WORK ORDER | Write out each entry below exactly; the images do not belong in your copy.

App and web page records
*****
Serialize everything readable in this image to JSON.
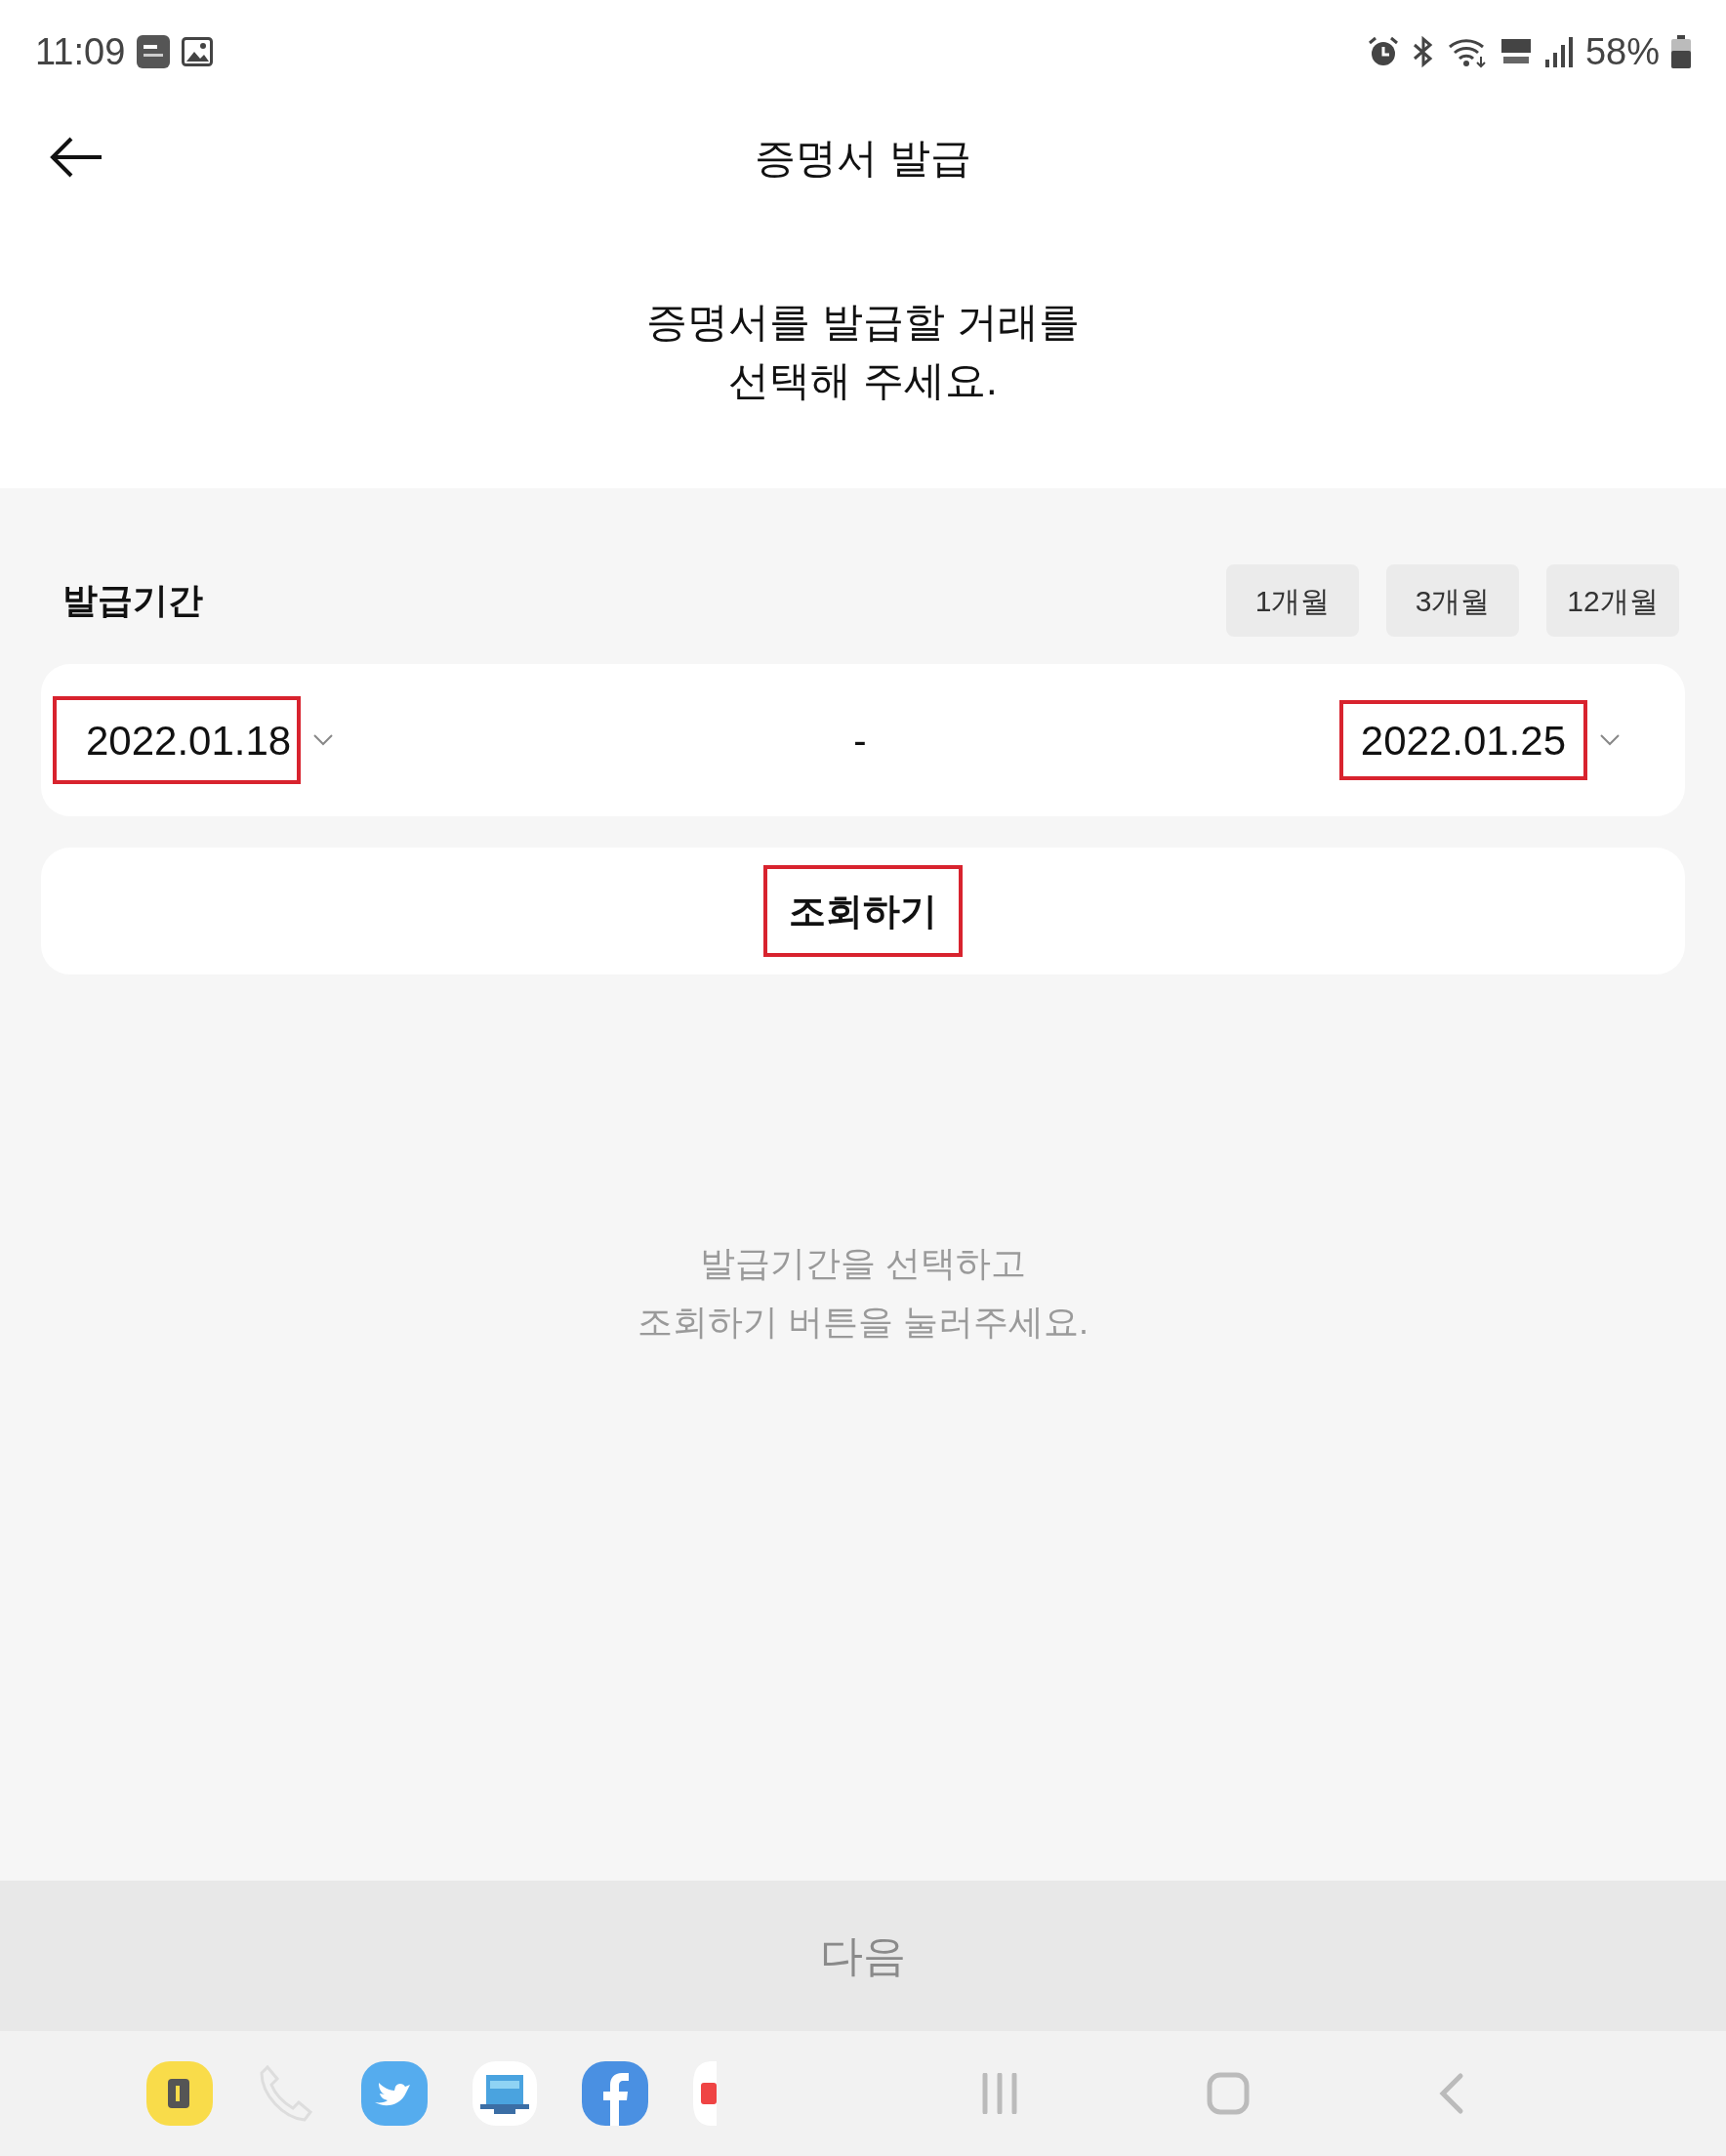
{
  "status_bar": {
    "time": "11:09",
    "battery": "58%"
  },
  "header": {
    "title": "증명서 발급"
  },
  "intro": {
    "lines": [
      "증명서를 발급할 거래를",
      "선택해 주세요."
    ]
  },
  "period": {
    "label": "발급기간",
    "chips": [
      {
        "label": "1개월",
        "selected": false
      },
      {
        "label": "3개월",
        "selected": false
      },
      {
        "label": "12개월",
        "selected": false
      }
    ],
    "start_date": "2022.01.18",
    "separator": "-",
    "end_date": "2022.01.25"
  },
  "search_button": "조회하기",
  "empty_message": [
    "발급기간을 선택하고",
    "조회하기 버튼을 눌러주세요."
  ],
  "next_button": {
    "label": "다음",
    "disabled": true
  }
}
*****
EXERCISE ANSWER |
Serialize everything readable in this image to JSON.
{
  "status_bar": {
    "time": "11:09",
    "battery": "58%"
  },
  "header": {
    "title": "증명서 발급"
  },
  "intro": {
    "lines": [
      "증명서를 발급할 거래를",
      "선택해 주세요."
    ]
  },
  "period": {
    "label": "발급기간",
    "chips": [
      {
        "label": "1개월",
        "selected": false
      },
      {
        "label": "3개월",
        "selected": false
      },
      {
        "label": "12개월",
        "selected": false
      }
    ],
    "start_date": "2022.01.18",
    "separator": "-",
    "end_date": "2022.01.25"
  },
  "search_button": "조회하기",
  "empty_message": [
    "발급기간을 선택하고",
    "조회하기 버튼을 눌러주세요."
  ],
  "next_button": {
    "label": "다음",
    "disabled": true
  }
}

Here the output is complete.